On contributing know-how in capital of Russian company

Artem Sirota, partner at law firm Sirota & Mosgo, talks on what trade secret (know-how) is under Russian law and how contribute it in the share capital of a Russian company

Artem Sirota

Sirota & Mosgo Law Firm
+7 495 234 18 75

Though there is no universal definition of the term “know-how”, many jurisdictions (like, for example, Russia) adopted own statutory definitions. Under Russian law “know-how” is information which:

  • is not generally known to the public and public does not have legitimate access to this information;
  • confers economic value on its holder;
  • is subject to measures of maintaining secrecy.

In order to trigger state protection the measures of maintaining secrecy must meet the minimum requirements set by the Russian law on trade secrets. The owner must define the scope of trade secret, mark the media sources, implement access and utilization procedures, and maintain control over the persons received the access to this information.

Before contributing the knowhow in the charter (share) capital of a company, the investor must make sure that the information constituting the knowhow satisfies the requirements set by the Russian legislation. Otherwise, such contribution can be later challenged by the company. In the famous case JugraNeft v. Norex Petroleum the plaintiff (a Russian company) demanded more than $8 million paid as dividends to be returned, contending that the know-how did not conform to the main requirement – being not known to the third parties.

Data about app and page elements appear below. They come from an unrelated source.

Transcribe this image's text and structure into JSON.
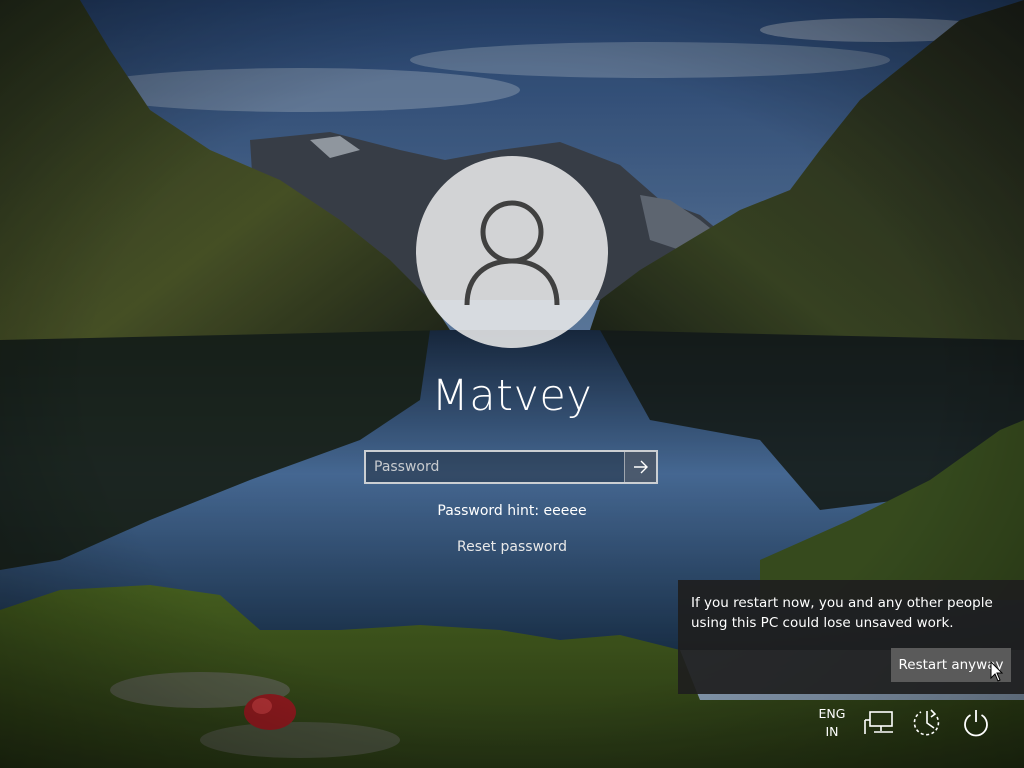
{
  "user": {
    "name": "Matvey"
  },
  "password_field": {
    "placeholder": "Password",
    "value": "",
    "submit_icon": "arrow-right-icon"
  },
  "password_hint": "Password hint: eeeee",
  "reset_password_label": "Reset password",
  "restart_dialog": {
    "message": "If you restart now, you and any other people\nusing this PC could lose unsaved work.",
    "button_label": "Restart anyway"
  },
  "tray": {
    "language_line1": "ENG",
    "language_line2": "IN",
    "icons": [
      "network-icon",
      "ease-of-access-icon",
      "power-icon"
    ]
  },
  "colors": {
    "dialog_bg": "#1e1e1e",
    "button_bg": "#5a5a5a",
    "text": "#ffffff"
  }
}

Contribution procedure

There are two ways to contribute know-how in the charter (share) capital: to alienate the rights to the third party (which is a rare case for obvious reasons) or to grant the rights of use (license). Below I will discuss only the second option.

The parties of the license agreement are free to choose the law applicable to their rights and responsibilities under the agreement. Yet, their choice will affect neither the operation of the civil law provisions defining the know-how itself nor the minimum secrecy requirements.

License agreement for know-how is not subject to registration with Russian state authorities, therefore there will be no double - check by the authorities.

In order to invest the rights for the know-how in the charter (share) capital of a company the rights for the knowhow must be appraised (this procedure is compulsory for all in-kind contributions). Foreign appraisers can be engaged to avoid the risk of secret leak.


Foreign investors must carefully negotiate provisions setting a duty of licensee to maintain secrecy of the knowhow by (a) limiting the number of employees having access to the information (b) splitting the information among employees (c) non-compete and non-disclosure agreements made with employees.

At the same time, even a carefully drafted agreement does not guarantee confidentiality in trade secret utilization by the licensee’s employees. Often, foreign investors dealing in Russia face low standard of ethics and responsibility adhered by Russian contractors and employees. Russian labor law is not flexible enough to ensure effective protection which foreign investors may expect. The remedies for trade secret infringement are limited to direct, real damages incurred as the result of the trade secret infringement. Lost profit cannot be recovered.

The burden of proof of trade secret protectability and unlawfulness of the infringer’s actions rests upon the plaintiff (licensor). It may present a problem since often the evidence presented by the plaintiff considered insufficient without disclosure of the trade secret information. In such situation the plaintiff may prefer to lose an action than to disclose the trade secret.